Description of the task: In the listing below, look for "JSON" and copy every line that has it.

Source material:
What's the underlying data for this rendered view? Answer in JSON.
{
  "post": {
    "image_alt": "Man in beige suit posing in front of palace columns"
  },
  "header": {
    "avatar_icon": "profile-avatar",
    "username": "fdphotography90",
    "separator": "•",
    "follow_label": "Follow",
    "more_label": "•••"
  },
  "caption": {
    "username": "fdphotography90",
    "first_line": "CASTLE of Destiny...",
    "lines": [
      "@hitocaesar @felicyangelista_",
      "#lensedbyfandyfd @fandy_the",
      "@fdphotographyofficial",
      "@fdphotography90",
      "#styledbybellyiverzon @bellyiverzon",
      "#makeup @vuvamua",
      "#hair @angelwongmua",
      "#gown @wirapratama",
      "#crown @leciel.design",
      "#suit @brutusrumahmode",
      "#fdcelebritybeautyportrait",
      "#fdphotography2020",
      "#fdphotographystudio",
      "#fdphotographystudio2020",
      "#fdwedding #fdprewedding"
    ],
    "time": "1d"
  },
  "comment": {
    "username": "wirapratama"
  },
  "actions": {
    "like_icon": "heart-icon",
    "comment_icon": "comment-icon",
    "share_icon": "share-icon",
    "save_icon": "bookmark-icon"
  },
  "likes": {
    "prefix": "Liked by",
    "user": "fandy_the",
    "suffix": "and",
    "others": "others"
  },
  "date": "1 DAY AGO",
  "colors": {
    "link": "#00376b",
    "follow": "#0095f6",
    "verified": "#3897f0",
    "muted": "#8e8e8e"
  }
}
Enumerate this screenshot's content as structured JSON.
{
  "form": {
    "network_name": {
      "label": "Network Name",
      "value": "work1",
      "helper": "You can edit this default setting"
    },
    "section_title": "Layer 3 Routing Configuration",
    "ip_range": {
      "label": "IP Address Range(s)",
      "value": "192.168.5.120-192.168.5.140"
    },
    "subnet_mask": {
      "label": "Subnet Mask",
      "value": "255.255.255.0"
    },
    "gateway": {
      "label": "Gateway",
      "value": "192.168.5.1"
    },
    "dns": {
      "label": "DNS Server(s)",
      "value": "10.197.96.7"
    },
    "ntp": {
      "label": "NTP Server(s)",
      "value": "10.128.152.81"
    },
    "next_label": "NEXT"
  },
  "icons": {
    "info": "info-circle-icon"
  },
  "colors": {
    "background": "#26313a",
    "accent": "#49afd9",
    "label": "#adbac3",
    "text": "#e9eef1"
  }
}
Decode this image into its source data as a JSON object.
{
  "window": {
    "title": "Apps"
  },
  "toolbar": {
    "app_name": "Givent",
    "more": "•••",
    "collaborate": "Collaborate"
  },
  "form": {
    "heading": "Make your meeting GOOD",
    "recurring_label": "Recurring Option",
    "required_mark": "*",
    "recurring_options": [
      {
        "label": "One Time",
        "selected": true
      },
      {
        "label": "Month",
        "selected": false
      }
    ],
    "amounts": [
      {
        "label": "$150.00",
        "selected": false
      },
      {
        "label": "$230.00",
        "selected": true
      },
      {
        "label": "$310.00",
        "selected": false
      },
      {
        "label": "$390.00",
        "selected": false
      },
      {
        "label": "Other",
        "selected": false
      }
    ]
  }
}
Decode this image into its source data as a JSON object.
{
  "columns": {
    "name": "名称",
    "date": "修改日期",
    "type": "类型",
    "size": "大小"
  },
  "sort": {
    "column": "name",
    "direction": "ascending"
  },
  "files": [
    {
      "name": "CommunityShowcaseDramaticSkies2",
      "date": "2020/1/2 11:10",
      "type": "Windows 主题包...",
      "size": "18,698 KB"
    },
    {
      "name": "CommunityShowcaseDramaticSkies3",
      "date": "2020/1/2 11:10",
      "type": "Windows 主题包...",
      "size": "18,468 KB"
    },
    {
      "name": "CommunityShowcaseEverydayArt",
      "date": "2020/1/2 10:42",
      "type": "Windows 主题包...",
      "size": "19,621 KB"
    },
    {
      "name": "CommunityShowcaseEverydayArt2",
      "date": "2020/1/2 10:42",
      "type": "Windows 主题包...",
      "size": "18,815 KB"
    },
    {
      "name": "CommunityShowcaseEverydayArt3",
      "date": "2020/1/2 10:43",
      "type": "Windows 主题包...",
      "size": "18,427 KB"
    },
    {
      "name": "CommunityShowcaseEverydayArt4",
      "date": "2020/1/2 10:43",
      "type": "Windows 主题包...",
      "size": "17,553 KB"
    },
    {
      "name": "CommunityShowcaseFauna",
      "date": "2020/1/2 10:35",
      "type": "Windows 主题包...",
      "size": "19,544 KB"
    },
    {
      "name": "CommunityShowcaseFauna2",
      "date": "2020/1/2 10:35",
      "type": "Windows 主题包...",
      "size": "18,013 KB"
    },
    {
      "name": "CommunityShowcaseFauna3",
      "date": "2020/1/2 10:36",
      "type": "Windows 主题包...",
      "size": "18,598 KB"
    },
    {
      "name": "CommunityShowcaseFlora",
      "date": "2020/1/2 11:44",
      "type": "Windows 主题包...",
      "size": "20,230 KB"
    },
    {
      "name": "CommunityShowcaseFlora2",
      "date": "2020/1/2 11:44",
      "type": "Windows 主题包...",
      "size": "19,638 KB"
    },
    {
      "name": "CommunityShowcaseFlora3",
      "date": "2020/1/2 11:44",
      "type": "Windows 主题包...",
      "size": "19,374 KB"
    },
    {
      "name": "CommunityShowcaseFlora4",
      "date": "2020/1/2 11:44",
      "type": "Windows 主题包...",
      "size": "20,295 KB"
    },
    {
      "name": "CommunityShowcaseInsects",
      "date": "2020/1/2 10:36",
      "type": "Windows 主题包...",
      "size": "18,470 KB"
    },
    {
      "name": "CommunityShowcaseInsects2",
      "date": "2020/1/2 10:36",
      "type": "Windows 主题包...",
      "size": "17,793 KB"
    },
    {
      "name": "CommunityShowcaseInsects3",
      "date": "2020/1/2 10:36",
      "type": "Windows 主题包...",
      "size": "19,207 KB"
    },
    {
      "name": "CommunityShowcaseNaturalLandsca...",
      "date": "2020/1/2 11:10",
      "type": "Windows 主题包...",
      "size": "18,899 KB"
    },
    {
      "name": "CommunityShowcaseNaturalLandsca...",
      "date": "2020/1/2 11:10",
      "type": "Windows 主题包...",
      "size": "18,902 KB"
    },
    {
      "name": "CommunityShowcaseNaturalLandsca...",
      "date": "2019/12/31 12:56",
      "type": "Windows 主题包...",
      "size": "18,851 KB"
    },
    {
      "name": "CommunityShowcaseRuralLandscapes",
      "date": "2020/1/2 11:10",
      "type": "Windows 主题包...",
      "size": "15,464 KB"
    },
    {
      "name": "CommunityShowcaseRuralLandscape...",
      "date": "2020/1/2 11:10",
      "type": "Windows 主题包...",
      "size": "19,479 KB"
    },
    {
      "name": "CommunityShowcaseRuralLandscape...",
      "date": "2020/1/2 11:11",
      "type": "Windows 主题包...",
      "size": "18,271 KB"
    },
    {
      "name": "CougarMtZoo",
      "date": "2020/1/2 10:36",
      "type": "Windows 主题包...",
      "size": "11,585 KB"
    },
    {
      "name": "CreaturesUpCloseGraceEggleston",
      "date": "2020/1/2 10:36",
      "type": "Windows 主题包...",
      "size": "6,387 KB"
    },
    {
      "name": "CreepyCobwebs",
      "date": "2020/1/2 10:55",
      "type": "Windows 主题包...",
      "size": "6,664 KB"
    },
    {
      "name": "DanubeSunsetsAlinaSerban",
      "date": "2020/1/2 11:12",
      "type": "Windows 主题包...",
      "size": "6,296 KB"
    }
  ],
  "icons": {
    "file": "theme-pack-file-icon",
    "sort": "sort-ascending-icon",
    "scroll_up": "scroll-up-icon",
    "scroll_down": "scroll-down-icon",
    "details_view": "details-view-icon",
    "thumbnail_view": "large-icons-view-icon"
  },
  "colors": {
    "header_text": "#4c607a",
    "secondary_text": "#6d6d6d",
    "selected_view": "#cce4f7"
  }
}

Your response:
What's the underlying data for this rendered view? Answer in JSON.
Enumerate this screenshot's content as structured JSON.
Decode this image into its source data as a JSON object.
Decode this image into its source data as a JSON object.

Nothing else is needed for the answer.